Advanced search

Mumsnet has not checked the qualifications of anyone posting here. If you have any medical concerns we suggest you consult your GP.

I need information for my anaphylactic 10 year old

(6 Posts)
KerryMumbles Fri 09-Jan-09 10:28:49

Message withdrawn at poster's request.

marz Fri 09-Jan-09 13:21:05
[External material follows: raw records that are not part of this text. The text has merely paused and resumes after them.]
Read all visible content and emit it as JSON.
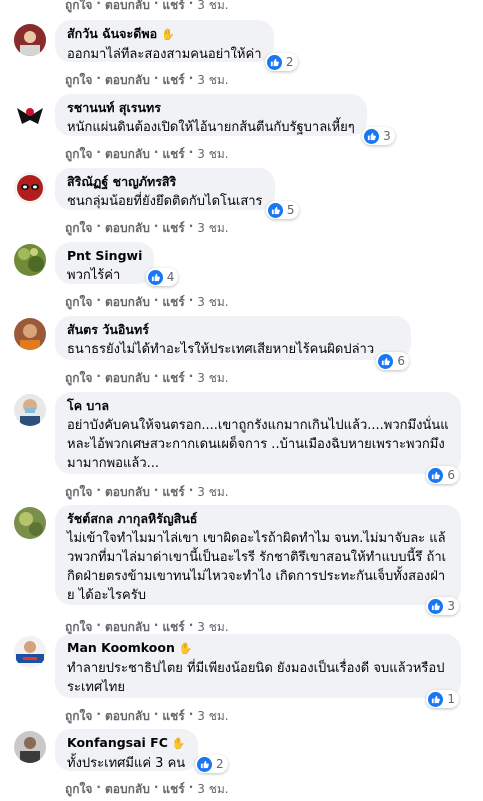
{
  "actions": {
    "like": "ถูกใจ",
    "reply": "ตอบกลับ",
    "share": "แชร์",
    "sep": "·"
  },
  "wave_icon": "waving-hand-icon",
  "accent": "#1877f2",
  "top_row": {
    "time": "3 ชม."
  },
  "comments": [
    {
      "name": "สักวัน ฉันจะดีพอ",
      "text": "ออกมาไล่ทีละสองสามคนอย่าให้ค่า",
      "reactions": "2",
      "time": "3 ชม.",
      "wave": true
    },
    {
      "name": "รชานนท์ สุเรนทร",
      "text": "หนักแผ่นดินต้องเปิดให้ไอ้นายกส้นตีนกับรัฐบาลเหี้ยๆ",
      "reactions": "3",
      "time": "3 ชม.",
      "wave": false
    },
    {
      "name": "สิริณัฏฐ์ ชาญภัทรสิริ",
      "text": "ชนกลุ่มน้อยที่ยังยึดติดกับไดโนเสาร",
      "reactions": "5",
      "time": "3 ชม.",
      "wave": false
    },
    {
      "name": "Pnt Singwi",
      "text": "พวกไร้ค่า",
      "reactions": "4",
      "time": "3 ชม.",
      "wave": false
    },
    {
      "name": "สันตร วันอินทร์",
      "text": "ธนาธรยังไม่ได้ทำอะไรให้ประเทศเสียหายไร้คนผิดปล่าว",
      "reactions": "6",
      "time": "3 ชม.",
      "wave": false
    },
    {
      "name": "โค บาล",
      "text": "อย่าบังคับคนให้จนตรอก....เขาถูกรังแกมากเกินไปแล้ว....พวกมึงนั่นแหละไอ้พวกเศษสวะกากเดนเผด็จการ ..บ้านเมืองฉิบหายเพราะพวกมึงมามากพอแล้ว...",
      "reactions": "6",
      "time": "3 ชม.",
      "wave": false
    },
    {
      "name": "รัชต์สกล ภากุลหิรัญสินธ์",
      "text": "ไม่เข้าใจทำไมมาไล่เขา เขาผิดอะไรถ้าผิดทำไม จนท.ไม่มาจับละ แล้วพวกที่มาไล่มาด่าเขานี้เป็นอะไรรี รักชาติรึเขาสอนให้ทำแบบนี้รึ ถ้าเกิดฝ่ายตรงข้ามเขาทนไม่ไหวจะทำไง เกิดการประทะกันเจ็บทั้งสองฝ่าย ได้อะไรครับ",
      "reactions": "3",
      "time": "3 ชม.",
      "wave": false
    },
    {
      "name": "Man Koomkoon",
      "text": "ทำลายประชาธิปไตย ที่มีเพียงน้อยนิด ยังมองเป็นเรื่องดี จบแล้วหรือประเทศไทย",
      "reactions": "1",
      "time": "3 ชม.",
      "wave": true
    },
    {
      "name": "Konfangsai FC",
      "text": "ทั้งประเทศมีแค่ 3 คน",
      "reactions": "2",
      "time": "3 ชม.",
      "wave": true
    }
  ]
}
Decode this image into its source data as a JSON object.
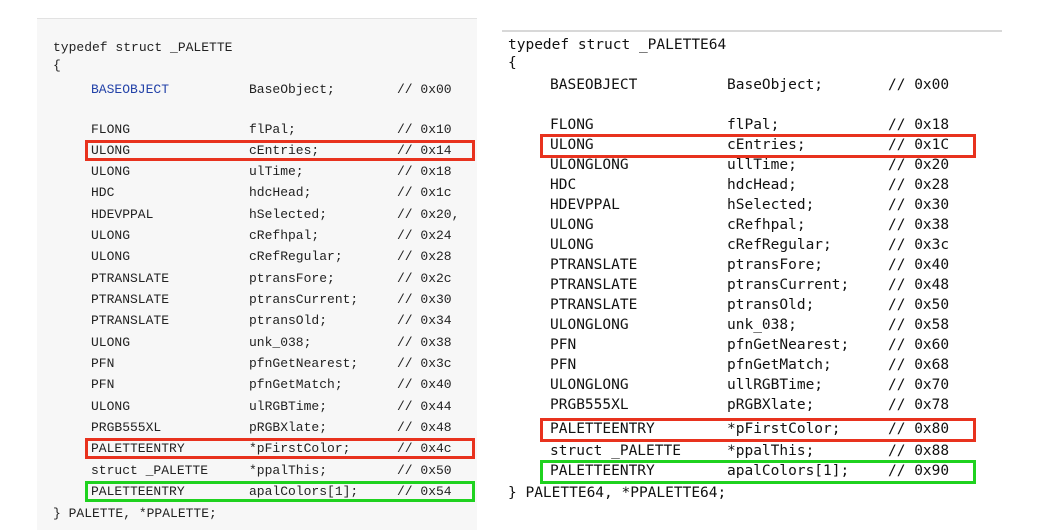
{
  "left": {
    "header": "typedef struct _PALETTE",
    "open_brace": "{",
    "fields": [
      {
        "type": "BASEOBJECT",
        "name": "BaseObject;",
        "offset": "// 0x00"
      },
      {
        "type": "FLONG",
        "name": "flPal;",
        "offset": "// 0x10"
      },
      {
        "type": "ULONG",
        "name": "cEntries;",
        "offset": "// 0x14"
      },
      {
        "type": "ULONG",
        "name": "ulTime;",
        "offset": "// 0x18"
      },
      {
        "type": "HDC",
        "name": "hdcHead;",
        "offset": "// 0x1c"
      },
      {
        "type": "HDEVPPAL",
        "name": "hSelected;",
        "offset": "// 0x20,"
      },
      {
        "type": "ULONG",
        "name": "cRefhpal;",
        "offset": "// 0x24"
      },
      {
        "type": "ULONG",
        "name": "cRefRegular;",
        "offset": "// 0x28"
      },
      {
        "type": "PTRANSLATE",
        "name": "ptransFore;",
        "offset": "// 0x2c"
      },
      {
        "type": "PTRANSLATE",
        "name": "ptransCurrent;",
        "offset": "// 0x30"
      },
      {
        "type": "PTRANSLATE",
        "name": "ptransOld;",
        "offset": "// 0x34"
      },
      {
        "type": "ULONG",
        "name": "unk_038;",
        "offset": "// 0x38"
      },
      {
        "type": "PFN",
        "name": "pfnGetNearest;",
        "offset": "// 0x3c"
      },
      {
        "type": "PFN",
        "name": "pfnGetMatch;",
        "offset": "// 0x40"
      },
      {
        "type": "ULONG",
        "name": "ulRGBTime;",
        "offset": "// 0x44"
      },
      {
        "type": "PRGB555XL",
        "name": "pRGBXlate;",
        "offset": "// 0x48"
      },
      {
        "type": "PALETTEENTRY",
        "name": "*pFirstColor;",
        "offset": "// 0x4c"
      },
      {
        "type": "struct _PALETTE",
        "name": "*ppalThis;",
        "offset": "// 0x50"
      },
      {
        "type": "PALETTEENTRY",
        "name": "apalColors[1];",
        "offset": "// 0x54"
      }
    ],
    "footer": "} PALETTE, *PPALETTE;"
  },
  "right": {
    "header": "typedef struct _PALETTE64",
    "open_brace": "{",
    "fields": [
      {
        "type": "BASEOBJECT",
        "name": "BaseObject;",
        "offset": "// 0x00"
      },
      {
        "type": "FLONG",
        "name": "flPal;",
        "offset": "// 0x18"
      },
      {
        "type": "ULONG",
        "name": "cEntries;",
        "offset": "// 0x1C"
      },
      {
        "type": "ULONGLONG",
        "name": "ullTime;",
        "offset": "// 0x20"
      },
      {
        "type": "HDC",
        "name": "hdcHead;",
        "offset": "// 0x28"
      },
      {
        "type": "HDEVPPAL",
        "name": "hSelected;",
        "offset": "// 0x30"
      },
      {
        "type": "ULONG",
        "name": "cRefhpal;",
        "offset": "// 0x38"
      },
      {
        "type": "ULONG",
        "name": "cRefRegular;",
        "offset": "// 0x3c"
      },
      {
        "type": "PTRANSLATE",
        "name": "ptransFore;",
        "offset": "// 0x40"
      },
      {
        "type": "PTRANSLATE",
        "name": "ptransCurrent;",
        "offset": "// 0x48"
      },
      {
        "type": "PTRANSLATE",
        "name": "ptransOld;",
        "offset": "// 0x50"
      },
      {
        "type": "ULONGLONG",
        "name": "unk_038;",
        "offset": "// 0x58"
      },
      {
        "type": "PFN",
        "name": "pfnGetNearest;",
        "offset": "// 0x60"
      },
      {
        "type": "PFN",
        "name": "pfnGetMatch;",
        "offset": "// 0x68"
      },
      {
        "type": "ULONGLONG",
        "name": "ullRGBTime;",
        "offset": "// 0x70"
      },
      {
        "type": "PRGB555XL",
        "name": "pRGBXlate;",
        "offset": "// 0x78"
      },
      {
        "type": "PALETTEENTRY",
        "name": "*pFirstColor;",
        "offset": "// 0x80"
      },
      {
        "type": "struct _PALETTE",
        "name": "*ppalThis;",
        "offset": "// 0x88"
      },
      {
        "type": "PALETTEENTRY",
        "name": "apalColors[1];",
        "offset": "// 0x90"
      }
    ],
    "footer": "} PALETTE64, *PPALETTE64;"
  },
  "highlight_colors": {
    "red": "#e8321e",
    "green": "#1fd21f"
  }
}
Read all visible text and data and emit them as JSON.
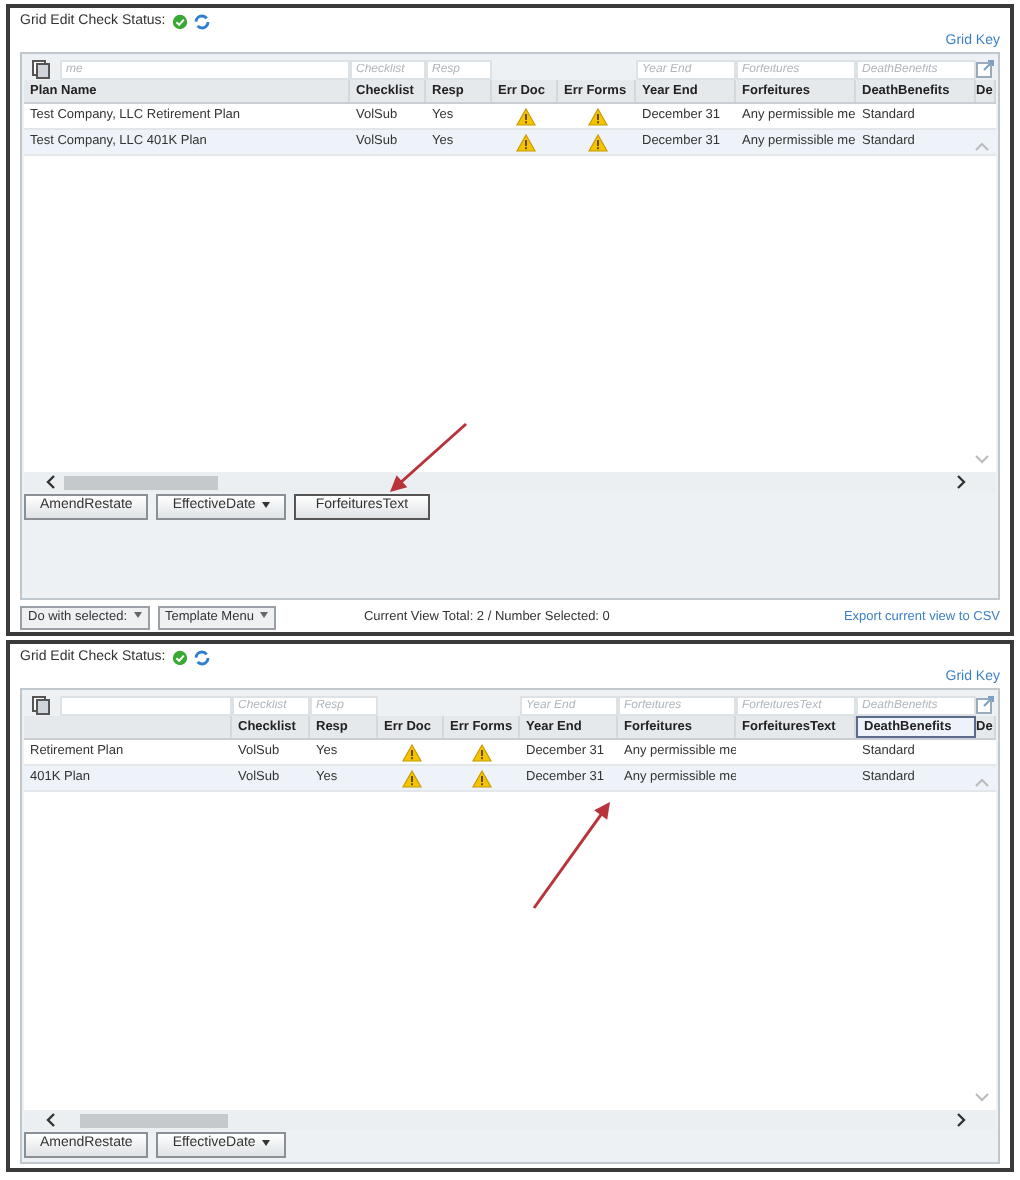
{
  "panels": [
    {
      "status_label": "Grid Edit Check Status:",
      "grid_key": "Grid Key",
      "columns": [
        {
          "header": "Plan Name",
          "placeholder": "me",
          "selected": false
        },
        {
          "header": "Checklist",
          "placeholder": "Checklist",
          "selected": false
        },
        {
          "header": "Resp",
          "placeholder": "Resp",
          "selected": false
        },
        {
          "header": "Err Doc",
          "selected": false
        },
        {
          "header": "Err Forms",
          "selected": false
        },
        {
          "header": "Year End",
          "placeholder": "Year End",
          "selected": false
        },
        {
          "header": "Forfeitures",
          "placeholder": "Forfeitures",
          "selected": false
        },
        {
          "header": "DeathBenefits",
          "placeholder": "DeathBenefits",
          "selected": false
        },
        {
          "header": "De",
          "selected": false
        }
      ],
      "rows": [
        [
          {
            "kind": "text",
            "text": "Test Company, LLC Retirement Plan"
          },
          {
            "kind": "text",
            "text": "VolSub"
          },
          {
            "kind": "text",
            "text": "Yes"
          },
          {
            "kind": "warning"
          },
          {
            "kind": "warning"
          },
          {
            "kind": "text",
            "text": "December 31"
          },
          {
            "kind": "text",
            "text": "Any permissible me"
          },
          {
            "kind": "text",
            "text": "Standard"
          }
        ],
        [
          {
            "kind": "text",
            "text": "Test Company, LLC 401K Plan"
          },
          {
            "kind": "text",
            "text": "VolSub"
          },
          {
            "kind": "text",
            "text": "Yes"
          },
          {
            "kind": "warning"
          },
          {
            "kind": "warning"
          },
          {
            "kind": "text",
            "text": "December 31"
          },
          {
            "kind": "text",
            "text": "Any permissible me"
          },
          {
            "kind": "text",
            "text": "Standard"
          }
        ]
      ],
      "buttons": [
        {
          "label": "AmendRestate",
          "dropdown": false
        },
        {
          "label": "EffectiveDate",
          "dropdown": true
        },
        {
          "label": "ForfeituresText",
          "dropdown": false
        }
      ],
      "footer": {
        "menus": [
          "Do with selected:",
          "Template Menu"
        ],
        "summary": "Current View Total: 2 / Number Selected: 0",
        "export_link": "Export current view to CSV"
      },
      "arrow": {
        "kind": "down-left"
      }
    },
    {
      "status_label": "Grid Edit Check Status:",
      "grid_key": "Grid Key",
      "columns": [
        {
          "selected": false
        },
        {
          "header": "Checklist",
          "placeholder": "Checklist",
          "selected": false
        },
        {
          "header": "Resp",
          "placeholder": "Resp",
          "selected": false
        },
        {
          "header": "Err Doc",
          "selected": false
        },
        {
          "header": "Err Forms",
          "selected": false
        },
        {
          "header": "Year End",
          "placeholder": "Year End",
          "selected": false
        },
        {
          "header": "Forfeitures",
          "placeholder": "Forfeitures",
          "selected": false
        },
        {
          "header": "ForfeituresText",
          "placeholder": "ForfeituresText",
          "selected": false
        },
        {
          "header": "DeathBenefits",
          "placeholder": "DeathBenefits",
          "selected": true
        },
        {
          "header": "De",
          "selected": false
        }
      ],
      "rows": [
        [
          {
            "kind": "text",
            "text": "Retirement Plan"
          },
          {
            "kind": "text",
            "text": "VolSub"
          },
          {
            "kind": "text",
            "text": "Yes"
          },
          {
            "kind": "warning"
          },
          {
            "kind": "warning"
          },
          {
            "kind": "text",
            "text": "December 31"
          },
          {
            "kind": "text",
            "text": "Any permissible me"
          },
          {
            "kind": "empty"
          },
          {
            "kind": "text",
            "text": "Standard"
          }
        ],
        [
          {
            "kind": "text",
            "text": "401K Plan"
          },
          {
            "kind": "text",
            "text": "VolSub"
          },
          {
            "kind": "text",
            "text": "Yes"
          },
          {
            "kind": "warning"
          },
          {
            "kind": "warning"
          },
          {
            "kind": "text",
            "text": "December 31"
          },
          {
            "kind": "text",
            "text": "Any permissible me"
          },
          {
            "kind": "empty"
          },
          {
            "kind": "text",
            "text": "Standard"
          }
        ]
      ],
      "buttons": [
        {
          "label": "AmendRestate",
          "dropdown": false
        },
        {
          "label": "EffectiveDate",
          "dropdown": true
        }
      ],
      "arrow": {
        "kind": "up-right"
      }
    }
  ]
}
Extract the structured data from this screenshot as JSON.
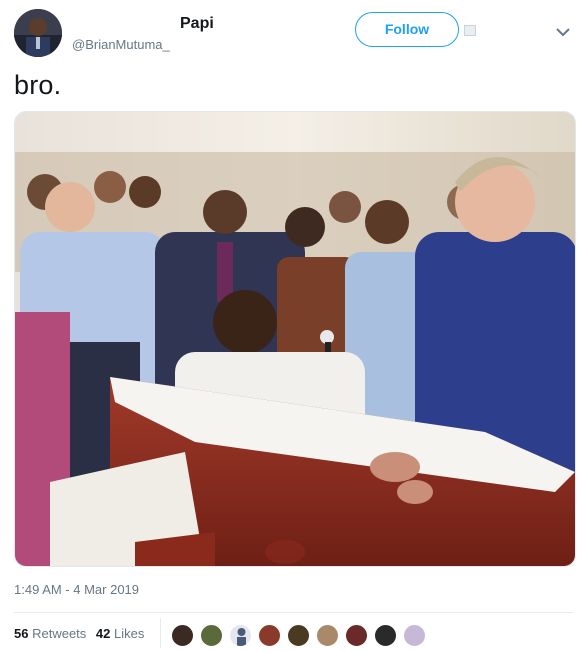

Have you contacted the Anaphylaxis campaign? (I mean, did you just see that on the website or have you actually had them tell you that they cannot help? There is a nice woman there called Mandy who visits schools (amongst many other things, I am sure) who I am sure might be able to help you...even if it were having a chat over the phone with your son that might be better than nothing...? My experience with them is that they would not just tell you that they cannot help, but at least try and point you in the right direction to get it might be worth trying again with them if you have already had contact.
Also, can you get an appt with your consultant again and maybe they can get an appt with one of the allergy nurses who might be able to ascertain if he would be able to cope on his own self medicating etc.....
I think that at secondary school age it is also helpful to educate the friends of the anaphylactic you know that any of his good friends will be going to the same school with him? Maybe for that, you have to wait till he forms a "group" of friends there.
I can imagine it must be very worrying.

tinytalker Fri 09-Jan-09 14:37:01

Have you tried they have also launched a new site geared towards kids
My dd is going on a trip to Wales with the school and I am going to train her up so that she is more aware of her symptoms and how to self administer. She is 11yrs and up until now I've tried not to alarm her and of course have done most of the worrying and checking for her.
I also had a browse on You Tube and there are a few clips of teenagers talking about their allergies and Epipen which your ds might find useful.
Good luck

tatt Fri 09-Jan-09 18:26:16

for us it was a gradual process - getting them to tell people themselves/ check labels/ask about food. They were probably 10 before they could physically manage the trainer pen. As they aproached secondary school age we put more emphasis on them remembering things but the first year (especially) at secondary is a strain. We chose the school partly by how they responded to questions about epipens.

We went to an anaphylaxis campaign meet-up where they talked about "letting go". I think they also did a booklet with the same title - worth asking about it anyway.

He is likely to have to carry his pens with him at secondary and that is safest. They may also want one to keep with the first aid supplies - again good practise. If they forget to take theirs to school there is still one available in an emergnecy.

If he hasn't had a reaction in a long time some doctors will suggest new tests. This is partly to make sure it hasn't been outgrown but also to drive home the message that they are not invincible.

You need to be proactive. Check the secondary school are up-to-date on epipen training and whether they sell packets of nuts and seeds. Some canteens will give the food allergic special coloured trays to reimnd everyone of the problem.

KerryMumbles Sat 10-Jan-09 19:07:39

Message withdrawn at poster's request.

tatt Sat 10-Jan-09 21:21:43

Teenage is certainly a high risk period, sadly, although late teens are worst. Alcohol and being careful don't mix and possibly dehydration makes reactions worse. Have told mine if you must drink to excess make sure there is someone sober enough to dial 999 and also take plenty of water with it. We also practise regularly in the hope that even if drunk they woudl still manage. So far they haven't been drunk.

Training their friends give you hope that there might be a sober driver.

Join the discussion

Registering is free, easy, and means you can join in the discussion, watch threads, get discounts, win prizes and lots more.

Register now »

Already registered? Log in with: